[Website and app data records]
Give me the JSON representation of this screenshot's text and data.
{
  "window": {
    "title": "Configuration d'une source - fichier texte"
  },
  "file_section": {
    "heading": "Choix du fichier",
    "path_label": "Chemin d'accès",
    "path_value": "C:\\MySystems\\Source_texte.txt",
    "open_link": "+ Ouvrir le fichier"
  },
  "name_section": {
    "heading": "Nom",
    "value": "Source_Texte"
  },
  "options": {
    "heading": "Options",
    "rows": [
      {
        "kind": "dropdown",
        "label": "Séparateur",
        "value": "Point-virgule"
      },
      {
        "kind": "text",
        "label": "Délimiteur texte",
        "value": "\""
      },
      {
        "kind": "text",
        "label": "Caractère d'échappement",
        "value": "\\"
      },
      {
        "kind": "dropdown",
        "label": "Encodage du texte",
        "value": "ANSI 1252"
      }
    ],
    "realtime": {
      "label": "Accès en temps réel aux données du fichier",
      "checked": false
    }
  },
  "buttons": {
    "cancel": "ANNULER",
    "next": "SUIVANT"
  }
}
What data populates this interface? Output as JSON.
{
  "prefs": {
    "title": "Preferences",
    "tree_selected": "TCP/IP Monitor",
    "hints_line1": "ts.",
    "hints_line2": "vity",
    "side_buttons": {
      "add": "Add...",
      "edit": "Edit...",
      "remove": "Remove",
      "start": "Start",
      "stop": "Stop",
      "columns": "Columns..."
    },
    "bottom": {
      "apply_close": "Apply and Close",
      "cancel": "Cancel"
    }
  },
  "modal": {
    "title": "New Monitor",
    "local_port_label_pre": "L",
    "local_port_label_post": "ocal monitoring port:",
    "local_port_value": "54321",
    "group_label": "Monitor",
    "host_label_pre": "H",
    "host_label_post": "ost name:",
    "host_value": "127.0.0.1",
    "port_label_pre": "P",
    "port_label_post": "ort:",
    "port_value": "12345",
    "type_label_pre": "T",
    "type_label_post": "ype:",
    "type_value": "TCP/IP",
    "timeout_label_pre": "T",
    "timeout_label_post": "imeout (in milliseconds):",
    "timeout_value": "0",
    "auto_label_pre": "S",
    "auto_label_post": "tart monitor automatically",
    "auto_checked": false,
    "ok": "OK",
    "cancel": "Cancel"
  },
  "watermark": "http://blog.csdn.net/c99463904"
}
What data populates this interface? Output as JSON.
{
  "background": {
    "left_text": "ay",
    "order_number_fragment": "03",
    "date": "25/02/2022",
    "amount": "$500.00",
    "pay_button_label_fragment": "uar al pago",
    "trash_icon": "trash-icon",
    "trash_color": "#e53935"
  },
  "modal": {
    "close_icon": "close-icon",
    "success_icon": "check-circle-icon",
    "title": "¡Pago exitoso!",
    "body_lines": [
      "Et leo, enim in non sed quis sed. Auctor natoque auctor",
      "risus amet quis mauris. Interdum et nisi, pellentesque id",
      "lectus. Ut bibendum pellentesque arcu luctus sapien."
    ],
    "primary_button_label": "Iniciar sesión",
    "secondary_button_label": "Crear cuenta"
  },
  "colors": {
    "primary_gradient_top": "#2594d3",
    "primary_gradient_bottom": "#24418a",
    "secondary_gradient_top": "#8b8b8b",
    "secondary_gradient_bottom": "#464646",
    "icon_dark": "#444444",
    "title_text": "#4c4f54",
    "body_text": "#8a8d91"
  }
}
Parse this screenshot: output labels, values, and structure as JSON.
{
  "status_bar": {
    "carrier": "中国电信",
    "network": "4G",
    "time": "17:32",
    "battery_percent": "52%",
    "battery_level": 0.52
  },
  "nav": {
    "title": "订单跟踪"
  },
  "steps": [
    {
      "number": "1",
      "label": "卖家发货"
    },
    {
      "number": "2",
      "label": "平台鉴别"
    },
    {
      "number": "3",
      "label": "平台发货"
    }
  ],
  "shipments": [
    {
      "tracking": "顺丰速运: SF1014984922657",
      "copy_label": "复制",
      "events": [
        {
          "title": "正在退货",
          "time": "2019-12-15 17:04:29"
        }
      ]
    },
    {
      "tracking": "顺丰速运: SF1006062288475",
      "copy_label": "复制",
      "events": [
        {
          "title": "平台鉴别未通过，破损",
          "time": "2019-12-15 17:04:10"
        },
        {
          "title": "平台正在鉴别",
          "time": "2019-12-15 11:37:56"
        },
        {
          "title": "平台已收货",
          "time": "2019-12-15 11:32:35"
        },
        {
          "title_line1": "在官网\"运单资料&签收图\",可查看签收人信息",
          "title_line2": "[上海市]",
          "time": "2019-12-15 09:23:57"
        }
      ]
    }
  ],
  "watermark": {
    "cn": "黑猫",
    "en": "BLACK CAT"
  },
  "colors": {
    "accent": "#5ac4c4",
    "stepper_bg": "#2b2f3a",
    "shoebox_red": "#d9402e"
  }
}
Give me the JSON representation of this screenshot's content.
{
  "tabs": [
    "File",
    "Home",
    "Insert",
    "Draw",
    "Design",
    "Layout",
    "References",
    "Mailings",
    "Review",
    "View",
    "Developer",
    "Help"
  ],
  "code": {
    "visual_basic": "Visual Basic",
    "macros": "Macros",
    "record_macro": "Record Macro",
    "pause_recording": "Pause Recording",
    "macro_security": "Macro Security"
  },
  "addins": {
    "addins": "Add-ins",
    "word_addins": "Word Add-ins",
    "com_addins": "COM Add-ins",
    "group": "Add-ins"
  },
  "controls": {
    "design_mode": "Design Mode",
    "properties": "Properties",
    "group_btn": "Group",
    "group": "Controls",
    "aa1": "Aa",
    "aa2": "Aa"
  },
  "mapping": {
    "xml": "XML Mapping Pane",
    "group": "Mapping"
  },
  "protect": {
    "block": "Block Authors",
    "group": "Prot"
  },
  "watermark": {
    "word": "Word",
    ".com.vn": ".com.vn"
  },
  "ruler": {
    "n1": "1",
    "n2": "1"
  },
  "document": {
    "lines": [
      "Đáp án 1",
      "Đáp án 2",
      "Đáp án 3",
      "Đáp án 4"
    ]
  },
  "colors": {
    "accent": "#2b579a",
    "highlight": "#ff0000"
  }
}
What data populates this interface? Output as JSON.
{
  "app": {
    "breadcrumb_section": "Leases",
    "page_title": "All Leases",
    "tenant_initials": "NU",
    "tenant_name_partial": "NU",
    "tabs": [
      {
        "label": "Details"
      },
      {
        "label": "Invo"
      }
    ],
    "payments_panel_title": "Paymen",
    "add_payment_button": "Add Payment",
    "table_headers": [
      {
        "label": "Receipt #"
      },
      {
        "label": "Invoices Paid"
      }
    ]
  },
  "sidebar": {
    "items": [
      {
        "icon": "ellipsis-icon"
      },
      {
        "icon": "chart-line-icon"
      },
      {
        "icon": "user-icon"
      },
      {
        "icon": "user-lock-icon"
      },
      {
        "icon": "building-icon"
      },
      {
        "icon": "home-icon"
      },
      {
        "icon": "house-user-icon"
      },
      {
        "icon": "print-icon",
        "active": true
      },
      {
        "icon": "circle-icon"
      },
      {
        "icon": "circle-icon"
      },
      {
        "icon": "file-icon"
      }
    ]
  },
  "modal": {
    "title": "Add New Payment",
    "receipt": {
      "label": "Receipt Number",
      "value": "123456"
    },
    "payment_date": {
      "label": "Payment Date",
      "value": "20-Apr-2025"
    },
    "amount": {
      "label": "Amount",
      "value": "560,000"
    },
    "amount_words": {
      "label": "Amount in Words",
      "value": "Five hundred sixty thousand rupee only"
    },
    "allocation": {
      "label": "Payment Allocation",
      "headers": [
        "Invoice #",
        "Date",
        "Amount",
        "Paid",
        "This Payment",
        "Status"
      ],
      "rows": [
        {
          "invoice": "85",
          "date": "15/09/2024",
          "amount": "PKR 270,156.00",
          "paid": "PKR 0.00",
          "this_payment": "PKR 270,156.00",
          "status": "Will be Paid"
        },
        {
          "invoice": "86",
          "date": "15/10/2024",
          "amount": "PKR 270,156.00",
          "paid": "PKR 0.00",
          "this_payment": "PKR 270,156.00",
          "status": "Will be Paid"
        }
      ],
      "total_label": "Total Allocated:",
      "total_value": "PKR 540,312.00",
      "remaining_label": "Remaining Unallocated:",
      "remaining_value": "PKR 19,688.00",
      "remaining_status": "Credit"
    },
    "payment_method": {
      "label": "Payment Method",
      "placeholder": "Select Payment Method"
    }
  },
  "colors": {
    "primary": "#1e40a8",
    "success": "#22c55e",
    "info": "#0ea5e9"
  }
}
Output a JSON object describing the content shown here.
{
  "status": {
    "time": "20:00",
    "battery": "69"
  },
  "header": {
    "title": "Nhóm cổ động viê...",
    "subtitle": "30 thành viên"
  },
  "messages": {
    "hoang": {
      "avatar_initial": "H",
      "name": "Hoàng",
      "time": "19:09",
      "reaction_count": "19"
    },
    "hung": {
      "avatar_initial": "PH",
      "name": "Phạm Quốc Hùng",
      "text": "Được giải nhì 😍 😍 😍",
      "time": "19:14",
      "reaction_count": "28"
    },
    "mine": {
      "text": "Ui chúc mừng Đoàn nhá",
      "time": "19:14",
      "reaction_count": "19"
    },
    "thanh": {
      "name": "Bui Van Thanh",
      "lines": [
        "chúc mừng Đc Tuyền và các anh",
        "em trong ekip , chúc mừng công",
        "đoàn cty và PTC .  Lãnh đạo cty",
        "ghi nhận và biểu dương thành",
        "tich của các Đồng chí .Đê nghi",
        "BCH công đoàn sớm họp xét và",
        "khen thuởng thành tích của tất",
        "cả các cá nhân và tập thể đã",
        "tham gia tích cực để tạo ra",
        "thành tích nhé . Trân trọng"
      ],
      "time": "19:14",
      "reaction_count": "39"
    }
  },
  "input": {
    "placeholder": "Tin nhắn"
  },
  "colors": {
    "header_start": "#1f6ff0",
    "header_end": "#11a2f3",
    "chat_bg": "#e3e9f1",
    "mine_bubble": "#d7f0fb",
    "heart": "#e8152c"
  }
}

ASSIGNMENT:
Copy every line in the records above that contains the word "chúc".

EXPECTED OUTPUT:
      "text": "Ui chúc mừng Đoàn nhá",
        "chúc mừng Đc Tuyền và các anh",
        "em trong ekip , chúc mừng công",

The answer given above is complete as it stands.